For more than 100 years, America has set aside a day to honor the contributions that workers have made to the strength, prosperity and well-being of our nation.
On Labor Day 1999, we have much to celebrate: Our economy is booming. Our budget deficit is tamed. Inflation is in check. Our unemployment rate is at a 30-year low. . . .
But on this last Labor Day of the 20th century, we must also look ahead at the future of work and at the hopes and aspirations of the next generation of American working families. . . .
Our workplaces are undergoing rapid change. . . . Technology, globalization and new demographics are constantly redefining the nature of work. . . .
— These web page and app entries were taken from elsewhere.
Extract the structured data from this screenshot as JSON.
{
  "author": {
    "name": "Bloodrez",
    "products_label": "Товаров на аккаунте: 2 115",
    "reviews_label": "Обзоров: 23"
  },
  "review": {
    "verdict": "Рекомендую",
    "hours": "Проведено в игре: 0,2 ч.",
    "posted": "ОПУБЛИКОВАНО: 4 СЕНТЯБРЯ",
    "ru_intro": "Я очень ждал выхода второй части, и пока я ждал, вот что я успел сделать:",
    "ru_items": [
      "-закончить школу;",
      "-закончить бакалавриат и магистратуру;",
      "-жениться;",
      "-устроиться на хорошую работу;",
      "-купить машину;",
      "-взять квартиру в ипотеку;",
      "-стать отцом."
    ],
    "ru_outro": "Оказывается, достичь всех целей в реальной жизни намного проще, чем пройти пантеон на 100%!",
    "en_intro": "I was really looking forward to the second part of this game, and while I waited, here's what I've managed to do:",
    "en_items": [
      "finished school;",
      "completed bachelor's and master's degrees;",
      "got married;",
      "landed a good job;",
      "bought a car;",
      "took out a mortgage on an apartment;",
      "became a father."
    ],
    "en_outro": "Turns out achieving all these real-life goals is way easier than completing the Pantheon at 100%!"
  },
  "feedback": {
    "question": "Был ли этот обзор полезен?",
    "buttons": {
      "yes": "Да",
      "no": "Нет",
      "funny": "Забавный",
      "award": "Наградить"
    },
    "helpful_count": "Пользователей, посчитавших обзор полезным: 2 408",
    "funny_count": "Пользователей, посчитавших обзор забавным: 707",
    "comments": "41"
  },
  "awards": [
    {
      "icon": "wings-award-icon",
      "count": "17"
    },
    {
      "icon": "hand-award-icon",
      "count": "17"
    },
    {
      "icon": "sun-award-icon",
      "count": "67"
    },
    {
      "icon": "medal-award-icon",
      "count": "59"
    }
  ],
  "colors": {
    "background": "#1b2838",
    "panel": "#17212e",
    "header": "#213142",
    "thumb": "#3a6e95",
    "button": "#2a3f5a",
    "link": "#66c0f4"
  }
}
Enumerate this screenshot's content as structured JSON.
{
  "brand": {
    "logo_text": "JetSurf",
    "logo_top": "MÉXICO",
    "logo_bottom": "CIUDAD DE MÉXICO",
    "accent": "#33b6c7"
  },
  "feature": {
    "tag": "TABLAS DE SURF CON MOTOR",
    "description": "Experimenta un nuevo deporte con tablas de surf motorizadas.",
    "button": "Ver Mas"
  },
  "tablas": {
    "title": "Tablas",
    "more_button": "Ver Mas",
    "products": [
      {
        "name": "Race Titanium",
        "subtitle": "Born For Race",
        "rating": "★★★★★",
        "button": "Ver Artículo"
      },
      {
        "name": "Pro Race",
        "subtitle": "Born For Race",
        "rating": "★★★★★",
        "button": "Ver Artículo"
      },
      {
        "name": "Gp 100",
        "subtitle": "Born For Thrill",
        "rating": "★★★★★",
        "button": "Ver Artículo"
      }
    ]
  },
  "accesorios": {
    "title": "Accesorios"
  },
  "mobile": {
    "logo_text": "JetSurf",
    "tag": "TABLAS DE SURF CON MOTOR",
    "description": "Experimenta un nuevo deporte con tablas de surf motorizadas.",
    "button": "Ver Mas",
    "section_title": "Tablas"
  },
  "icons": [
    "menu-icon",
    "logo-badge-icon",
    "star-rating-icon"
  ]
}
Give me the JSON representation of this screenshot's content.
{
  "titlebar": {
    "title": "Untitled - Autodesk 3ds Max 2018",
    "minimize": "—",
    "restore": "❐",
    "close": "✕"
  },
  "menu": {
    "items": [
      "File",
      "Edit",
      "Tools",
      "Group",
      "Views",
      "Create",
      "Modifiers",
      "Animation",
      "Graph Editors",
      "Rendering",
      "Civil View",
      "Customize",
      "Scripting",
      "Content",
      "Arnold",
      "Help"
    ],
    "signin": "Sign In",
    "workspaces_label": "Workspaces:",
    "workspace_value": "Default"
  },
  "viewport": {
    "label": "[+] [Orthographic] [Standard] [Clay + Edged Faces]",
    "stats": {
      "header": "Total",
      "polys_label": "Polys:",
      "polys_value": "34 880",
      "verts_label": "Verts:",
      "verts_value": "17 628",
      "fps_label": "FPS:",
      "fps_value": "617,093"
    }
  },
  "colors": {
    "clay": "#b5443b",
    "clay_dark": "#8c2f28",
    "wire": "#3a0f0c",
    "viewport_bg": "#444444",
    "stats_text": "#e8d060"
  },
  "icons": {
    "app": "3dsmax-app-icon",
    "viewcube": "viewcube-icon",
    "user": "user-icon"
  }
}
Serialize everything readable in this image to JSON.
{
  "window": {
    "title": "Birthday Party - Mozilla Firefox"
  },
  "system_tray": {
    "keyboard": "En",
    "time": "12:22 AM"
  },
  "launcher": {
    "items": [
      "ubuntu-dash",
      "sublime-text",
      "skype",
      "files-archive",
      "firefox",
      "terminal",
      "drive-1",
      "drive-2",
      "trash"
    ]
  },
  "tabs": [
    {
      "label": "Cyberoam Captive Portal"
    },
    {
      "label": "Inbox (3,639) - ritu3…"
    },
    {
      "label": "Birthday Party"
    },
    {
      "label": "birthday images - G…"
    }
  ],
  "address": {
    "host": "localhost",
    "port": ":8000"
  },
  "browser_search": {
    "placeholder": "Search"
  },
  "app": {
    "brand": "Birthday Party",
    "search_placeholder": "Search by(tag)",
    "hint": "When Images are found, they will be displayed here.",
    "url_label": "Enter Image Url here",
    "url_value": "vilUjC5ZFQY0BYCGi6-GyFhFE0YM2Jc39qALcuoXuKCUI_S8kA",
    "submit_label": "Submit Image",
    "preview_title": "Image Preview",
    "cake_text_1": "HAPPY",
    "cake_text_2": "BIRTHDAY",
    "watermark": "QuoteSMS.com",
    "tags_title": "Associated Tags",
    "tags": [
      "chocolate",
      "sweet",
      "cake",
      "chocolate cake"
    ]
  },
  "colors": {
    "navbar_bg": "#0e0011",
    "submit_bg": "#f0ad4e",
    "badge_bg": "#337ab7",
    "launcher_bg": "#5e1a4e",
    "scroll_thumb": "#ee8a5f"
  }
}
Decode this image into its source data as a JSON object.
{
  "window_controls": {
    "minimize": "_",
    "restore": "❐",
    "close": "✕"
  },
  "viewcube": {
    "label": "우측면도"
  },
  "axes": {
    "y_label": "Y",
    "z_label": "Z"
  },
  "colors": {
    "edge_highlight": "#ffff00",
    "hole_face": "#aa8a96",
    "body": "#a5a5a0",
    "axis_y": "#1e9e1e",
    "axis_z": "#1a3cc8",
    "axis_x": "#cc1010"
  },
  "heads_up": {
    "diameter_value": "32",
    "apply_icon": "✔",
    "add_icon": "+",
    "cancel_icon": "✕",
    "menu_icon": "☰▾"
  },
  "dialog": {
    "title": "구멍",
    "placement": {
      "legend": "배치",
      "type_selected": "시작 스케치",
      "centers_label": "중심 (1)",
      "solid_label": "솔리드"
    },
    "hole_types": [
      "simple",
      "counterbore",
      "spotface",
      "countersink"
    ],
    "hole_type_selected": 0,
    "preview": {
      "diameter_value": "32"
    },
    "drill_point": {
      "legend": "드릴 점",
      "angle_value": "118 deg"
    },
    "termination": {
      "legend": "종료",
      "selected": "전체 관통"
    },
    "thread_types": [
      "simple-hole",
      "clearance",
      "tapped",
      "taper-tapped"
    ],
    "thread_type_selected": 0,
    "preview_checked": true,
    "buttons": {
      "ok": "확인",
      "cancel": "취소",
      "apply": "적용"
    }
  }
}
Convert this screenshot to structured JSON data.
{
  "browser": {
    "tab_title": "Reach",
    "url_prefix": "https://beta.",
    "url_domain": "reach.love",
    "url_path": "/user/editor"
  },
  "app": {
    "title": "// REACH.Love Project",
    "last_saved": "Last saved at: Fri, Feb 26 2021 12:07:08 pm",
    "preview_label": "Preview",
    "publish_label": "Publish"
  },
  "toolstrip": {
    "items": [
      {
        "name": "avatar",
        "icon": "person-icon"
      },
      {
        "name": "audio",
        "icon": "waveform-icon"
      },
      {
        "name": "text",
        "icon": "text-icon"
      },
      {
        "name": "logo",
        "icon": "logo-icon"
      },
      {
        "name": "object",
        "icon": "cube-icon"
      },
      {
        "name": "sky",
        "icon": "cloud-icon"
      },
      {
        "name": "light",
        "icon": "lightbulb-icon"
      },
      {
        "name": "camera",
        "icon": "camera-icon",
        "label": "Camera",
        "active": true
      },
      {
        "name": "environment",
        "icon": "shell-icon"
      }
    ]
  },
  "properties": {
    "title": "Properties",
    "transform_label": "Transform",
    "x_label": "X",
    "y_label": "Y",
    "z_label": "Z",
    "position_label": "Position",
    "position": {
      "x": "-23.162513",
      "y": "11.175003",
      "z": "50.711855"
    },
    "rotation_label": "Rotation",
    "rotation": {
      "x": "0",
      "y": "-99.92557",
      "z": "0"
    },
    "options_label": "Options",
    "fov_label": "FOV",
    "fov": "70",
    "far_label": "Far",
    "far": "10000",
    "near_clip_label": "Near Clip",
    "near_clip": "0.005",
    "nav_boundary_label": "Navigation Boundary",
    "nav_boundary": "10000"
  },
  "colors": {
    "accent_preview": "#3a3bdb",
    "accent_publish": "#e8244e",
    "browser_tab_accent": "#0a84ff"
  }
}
Change is as true for federal workers as it is for those in the corporate world. The old notion of a lifelong career in one occupation is the first to go. Instead, civil servants will move from job to job as generalists, ready to take on new tasks and new skills. Our training classes will be as much about how to change as teaching specific skills.
The federal work force has led the way in workplace flexibility and diversity. Collaborative teams cross the boundaries of geography and organizations through the use of technology. . . . The federal government is moving forward in the use of assistive technology to employ more workers with disabilities. We are more family-focused. . . .
We know that as changes come and years pass, three things remain constant: American workers . . . must have a balance between work and family, rising economic security, and workplaces that are safe and fair. Our challenge is to keep this foundation firm as we manage the changes.
Work must always be about more than just a paycheck, and that is especially true for our public servants. . . . Through work -- and working together -- we pave a path toward a better, more secure future.
Work force facts
Total number of federal employees: 2,666,000
Number of executive branch employees in 1993, when President Clinton took office: 2,856,000
Number of executive branch employees in 1999: 2,604,100
Number of federal employees in the Washington area: 331,200
Number of federal workers in the District: 185,500
Percentage of federal workers represented by a union: 39.4%
Percentage of federal workers who are women: 44.6%
Percentage of federal workers who are black: 19.9%
Percentage of black federal workers who are in professional, administrative or technical jobs: 56.6%
Average pay of federal workers in D.C. area: $60,895
Note: Postal Service and civilian Defense Department employees are included in these numbers, except for the average pay figures.
SOURCE: Bureau of Labor Statistics